- Holyoke Community College: $41,741
“The PN2RN Program will develop a seamless LPN to BSN academic pathway”, in partnership with Elms College and Wingate Health Care.
- American International College: $50,000
“Seamless Nursing Redesign Project to enhance the educational pathway for RNs seeking a BSN and to increase the number of advanced practice nurses,” in partnership with Noble Hospital, Baystate Medical Center and Springfield Technical Community College (STCC).
For descriptions of other projects funded under the N&AHI, please see Current Projects.
MA Board of Higher Education Supports New Nursing Compact, Endorses Effort to Streamline Student Transfer to Four-Year Programs
Boston, MA–February 21, 2014–The Massachusetts Board of Higher Education (BHE) is taking steps
to make it easier for nurses to pursue advanced degrees, with the goal of improving patient outcomes
across the Commonwealth.
On January 28 the BHE endorsed a new Nursing Education Transfer Compact developed by the
Massachusetts Action Coalition (MAAC), a partnership between the Organization of Nurse Leaders of
Massachusetts and Rhode Island and the Massachusetts Department of Higher Education. The goals of

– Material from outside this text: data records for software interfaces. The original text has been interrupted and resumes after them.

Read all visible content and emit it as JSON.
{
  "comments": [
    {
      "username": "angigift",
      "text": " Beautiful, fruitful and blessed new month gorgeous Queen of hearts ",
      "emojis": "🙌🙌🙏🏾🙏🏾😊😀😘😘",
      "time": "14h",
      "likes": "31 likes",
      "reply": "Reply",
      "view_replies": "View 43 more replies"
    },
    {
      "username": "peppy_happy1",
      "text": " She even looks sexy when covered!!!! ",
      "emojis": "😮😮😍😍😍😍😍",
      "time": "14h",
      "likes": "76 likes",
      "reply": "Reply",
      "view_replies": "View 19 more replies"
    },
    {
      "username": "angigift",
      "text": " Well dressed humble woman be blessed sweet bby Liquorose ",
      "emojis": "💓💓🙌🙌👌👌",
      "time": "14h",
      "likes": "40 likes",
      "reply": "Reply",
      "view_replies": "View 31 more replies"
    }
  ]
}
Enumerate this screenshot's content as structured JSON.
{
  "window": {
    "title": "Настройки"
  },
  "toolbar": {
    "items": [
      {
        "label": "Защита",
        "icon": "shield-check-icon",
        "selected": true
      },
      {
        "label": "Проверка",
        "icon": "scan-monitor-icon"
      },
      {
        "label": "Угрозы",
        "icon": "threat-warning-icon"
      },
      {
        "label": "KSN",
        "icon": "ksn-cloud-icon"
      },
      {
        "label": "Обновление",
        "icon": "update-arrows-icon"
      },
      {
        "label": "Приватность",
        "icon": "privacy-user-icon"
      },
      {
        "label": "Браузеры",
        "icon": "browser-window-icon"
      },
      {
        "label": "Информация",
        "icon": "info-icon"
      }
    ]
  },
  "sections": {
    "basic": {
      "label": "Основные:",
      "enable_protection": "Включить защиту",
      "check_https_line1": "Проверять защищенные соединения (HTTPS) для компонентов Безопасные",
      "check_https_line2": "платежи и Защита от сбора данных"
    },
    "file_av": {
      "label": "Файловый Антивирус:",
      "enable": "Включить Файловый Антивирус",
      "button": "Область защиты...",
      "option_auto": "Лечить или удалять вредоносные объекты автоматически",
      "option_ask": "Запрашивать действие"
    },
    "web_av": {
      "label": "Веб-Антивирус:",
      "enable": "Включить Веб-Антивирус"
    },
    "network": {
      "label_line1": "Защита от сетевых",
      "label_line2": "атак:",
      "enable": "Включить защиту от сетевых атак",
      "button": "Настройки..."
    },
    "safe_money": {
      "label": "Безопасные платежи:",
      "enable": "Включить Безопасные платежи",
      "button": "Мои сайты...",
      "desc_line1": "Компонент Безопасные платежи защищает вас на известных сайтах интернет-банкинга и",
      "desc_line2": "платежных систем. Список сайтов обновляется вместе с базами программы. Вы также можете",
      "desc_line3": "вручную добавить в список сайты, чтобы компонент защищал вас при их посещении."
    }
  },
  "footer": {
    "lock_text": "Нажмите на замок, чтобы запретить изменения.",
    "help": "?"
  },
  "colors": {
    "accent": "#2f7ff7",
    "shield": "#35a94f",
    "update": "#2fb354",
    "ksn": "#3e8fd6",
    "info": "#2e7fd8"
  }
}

the Compact are to provide a “seamless, cost effective, timely and transparent pathway” from community
college nursing programs, where students earn Associate degrees in nursing (ADN), to state universities
and UMass campuses, where they can earn Bachelor of Science degrees in Nursing (BSN).
>> More Info
>> Download the Nursing Education Transfer Compact
From BORN: Graduates of Board-Approved Prelicensure Nursing Education Programs, by program, 2002 - 2012.
DHE Forward, December 14, 2012 – the monthly update on initiatives and trends at the DHE and in Massachusetts public higher education featured Commissioner Richard Freeland’s Message, "A Nursing Plan that Works":
"Massachusetts is world renowned for the excellence of its teaching hospitals. Its health care system served as a model for the national Affordable Care Act. But like many other states, the Commonwealth faces a critical, structural shortage in its nursing workforce and is committed to educate nurses for jobs in a rapidly changing industry landscape." >> Read more